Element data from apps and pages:
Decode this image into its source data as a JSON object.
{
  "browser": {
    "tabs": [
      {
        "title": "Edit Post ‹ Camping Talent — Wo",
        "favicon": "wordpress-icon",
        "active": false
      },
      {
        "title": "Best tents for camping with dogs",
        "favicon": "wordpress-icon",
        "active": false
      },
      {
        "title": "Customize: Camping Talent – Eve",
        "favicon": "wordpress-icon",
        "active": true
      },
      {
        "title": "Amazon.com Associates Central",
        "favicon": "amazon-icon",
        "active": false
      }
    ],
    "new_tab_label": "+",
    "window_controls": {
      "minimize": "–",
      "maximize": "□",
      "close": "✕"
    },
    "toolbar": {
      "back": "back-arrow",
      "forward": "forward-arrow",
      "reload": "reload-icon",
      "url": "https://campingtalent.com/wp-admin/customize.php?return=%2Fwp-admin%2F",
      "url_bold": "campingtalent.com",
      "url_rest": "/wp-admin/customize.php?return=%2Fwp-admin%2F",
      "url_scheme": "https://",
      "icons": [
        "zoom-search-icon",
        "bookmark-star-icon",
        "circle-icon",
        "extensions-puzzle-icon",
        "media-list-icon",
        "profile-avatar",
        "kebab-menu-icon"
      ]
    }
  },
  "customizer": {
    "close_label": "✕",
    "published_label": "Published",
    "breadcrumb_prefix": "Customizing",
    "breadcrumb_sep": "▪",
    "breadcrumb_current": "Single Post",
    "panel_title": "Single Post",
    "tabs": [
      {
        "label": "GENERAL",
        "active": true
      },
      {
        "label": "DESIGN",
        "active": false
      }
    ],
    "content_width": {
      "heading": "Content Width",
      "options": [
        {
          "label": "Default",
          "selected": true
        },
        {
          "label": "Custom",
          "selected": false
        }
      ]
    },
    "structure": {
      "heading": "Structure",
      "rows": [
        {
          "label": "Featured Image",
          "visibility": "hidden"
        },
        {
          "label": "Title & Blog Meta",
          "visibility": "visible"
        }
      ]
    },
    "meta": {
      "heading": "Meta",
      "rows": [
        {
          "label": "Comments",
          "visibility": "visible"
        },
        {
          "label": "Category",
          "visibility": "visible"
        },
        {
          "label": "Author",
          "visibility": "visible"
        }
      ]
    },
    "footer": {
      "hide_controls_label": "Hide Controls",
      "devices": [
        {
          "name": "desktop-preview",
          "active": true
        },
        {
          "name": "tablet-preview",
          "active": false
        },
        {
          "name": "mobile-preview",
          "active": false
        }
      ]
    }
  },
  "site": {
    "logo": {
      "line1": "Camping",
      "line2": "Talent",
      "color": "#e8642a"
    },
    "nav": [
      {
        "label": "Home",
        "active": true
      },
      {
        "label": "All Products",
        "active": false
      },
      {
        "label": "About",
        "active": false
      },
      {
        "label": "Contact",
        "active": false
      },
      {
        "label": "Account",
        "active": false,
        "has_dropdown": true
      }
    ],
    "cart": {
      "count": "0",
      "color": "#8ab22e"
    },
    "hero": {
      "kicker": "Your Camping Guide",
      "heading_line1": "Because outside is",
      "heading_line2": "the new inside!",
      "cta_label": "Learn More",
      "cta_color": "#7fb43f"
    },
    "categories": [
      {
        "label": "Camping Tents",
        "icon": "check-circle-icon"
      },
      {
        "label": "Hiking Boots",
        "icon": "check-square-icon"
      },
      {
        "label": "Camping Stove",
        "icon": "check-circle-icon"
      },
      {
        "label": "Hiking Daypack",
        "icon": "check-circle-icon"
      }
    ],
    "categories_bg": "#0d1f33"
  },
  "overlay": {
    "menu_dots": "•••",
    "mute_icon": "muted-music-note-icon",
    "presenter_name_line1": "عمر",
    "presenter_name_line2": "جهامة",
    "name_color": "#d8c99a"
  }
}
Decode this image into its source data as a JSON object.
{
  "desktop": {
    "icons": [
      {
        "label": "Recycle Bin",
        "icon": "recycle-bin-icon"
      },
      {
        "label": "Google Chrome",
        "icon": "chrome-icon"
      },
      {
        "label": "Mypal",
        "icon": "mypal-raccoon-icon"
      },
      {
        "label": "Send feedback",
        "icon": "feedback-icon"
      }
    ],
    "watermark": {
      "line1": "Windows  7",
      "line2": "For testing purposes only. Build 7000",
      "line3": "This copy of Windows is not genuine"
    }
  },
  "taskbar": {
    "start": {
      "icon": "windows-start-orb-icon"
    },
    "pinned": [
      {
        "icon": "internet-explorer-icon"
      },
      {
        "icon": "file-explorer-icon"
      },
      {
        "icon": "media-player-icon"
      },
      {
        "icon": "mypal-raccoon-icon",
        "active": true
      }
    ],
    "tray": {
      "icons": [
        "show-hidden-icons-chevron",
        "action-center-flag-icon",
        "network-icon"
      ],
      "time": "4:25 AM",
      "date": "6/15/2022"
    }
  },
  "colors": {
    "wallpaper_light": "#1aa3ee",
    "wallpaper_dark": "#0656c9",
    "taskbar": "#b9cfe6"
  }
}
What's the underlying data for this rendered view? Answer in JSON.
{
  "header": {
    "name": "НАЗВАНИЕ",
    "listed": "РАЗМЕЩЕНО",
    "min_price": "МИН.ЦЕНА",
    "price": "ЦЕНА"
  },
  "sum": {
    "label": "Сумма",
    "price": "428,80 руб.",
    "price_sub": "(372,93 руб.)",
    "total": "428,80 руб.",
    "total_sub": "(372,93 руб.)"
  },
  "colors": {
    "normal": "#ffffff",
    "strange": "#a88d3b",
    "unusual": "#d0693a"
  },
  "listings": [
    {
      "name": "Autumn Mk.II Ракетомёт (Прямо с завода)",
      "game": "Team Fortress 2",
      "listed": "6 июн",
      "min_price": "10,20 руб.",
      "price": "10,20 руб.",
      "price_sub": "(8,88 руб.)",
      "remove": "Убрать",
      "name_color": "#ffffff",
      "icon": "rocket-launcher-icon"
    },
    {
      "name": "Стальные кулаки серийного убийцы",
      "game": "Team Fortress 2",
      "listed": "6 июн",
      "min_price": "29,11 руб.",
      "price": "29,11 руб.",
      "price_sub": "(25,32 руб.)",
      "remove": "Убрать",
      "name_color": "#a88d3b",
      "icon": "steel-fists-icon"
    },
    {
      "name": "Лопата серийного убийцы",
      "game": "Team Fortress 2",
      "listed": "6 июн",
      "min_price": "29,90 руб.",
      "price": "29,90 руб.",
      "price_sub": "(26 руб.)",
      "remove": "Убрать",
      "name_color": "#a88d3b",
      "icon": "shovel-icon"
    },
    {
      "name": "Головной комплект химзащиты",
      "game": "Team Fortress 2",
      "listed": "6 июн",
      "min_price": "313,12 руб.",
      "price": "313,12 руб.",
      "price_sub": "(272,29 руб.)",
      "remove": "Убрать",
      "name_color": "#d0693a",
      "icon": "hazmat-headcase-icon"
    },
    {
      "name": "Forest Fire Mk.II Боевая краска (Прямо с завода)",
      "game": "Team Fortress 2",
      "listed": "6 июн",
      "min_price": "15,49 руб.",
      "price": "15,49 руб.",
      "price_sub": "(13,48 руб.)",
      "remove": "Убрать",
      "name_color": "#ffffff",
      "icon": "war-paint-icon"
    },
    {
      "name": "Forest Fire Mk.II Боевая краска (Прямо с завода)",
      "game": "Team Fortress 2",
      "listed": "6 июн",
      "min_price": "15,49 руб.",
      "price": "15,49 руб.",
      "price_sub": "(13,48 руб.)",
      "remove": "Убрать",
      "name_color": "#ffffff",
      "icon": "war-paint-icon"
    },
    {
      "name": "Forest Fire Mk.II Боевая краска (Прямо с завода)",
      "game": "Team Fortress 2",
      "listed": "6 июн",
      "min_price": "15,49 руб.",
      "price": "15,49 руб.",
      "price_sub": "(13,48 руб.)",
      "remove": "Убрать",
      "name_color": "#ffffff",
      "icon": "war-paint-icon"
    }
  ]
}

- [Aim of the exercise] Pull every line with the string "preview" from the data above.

- [Exercise answer]
          "name": "desktop-preview",
          "name": "tablet-preview",
          "name": "mobile-preview",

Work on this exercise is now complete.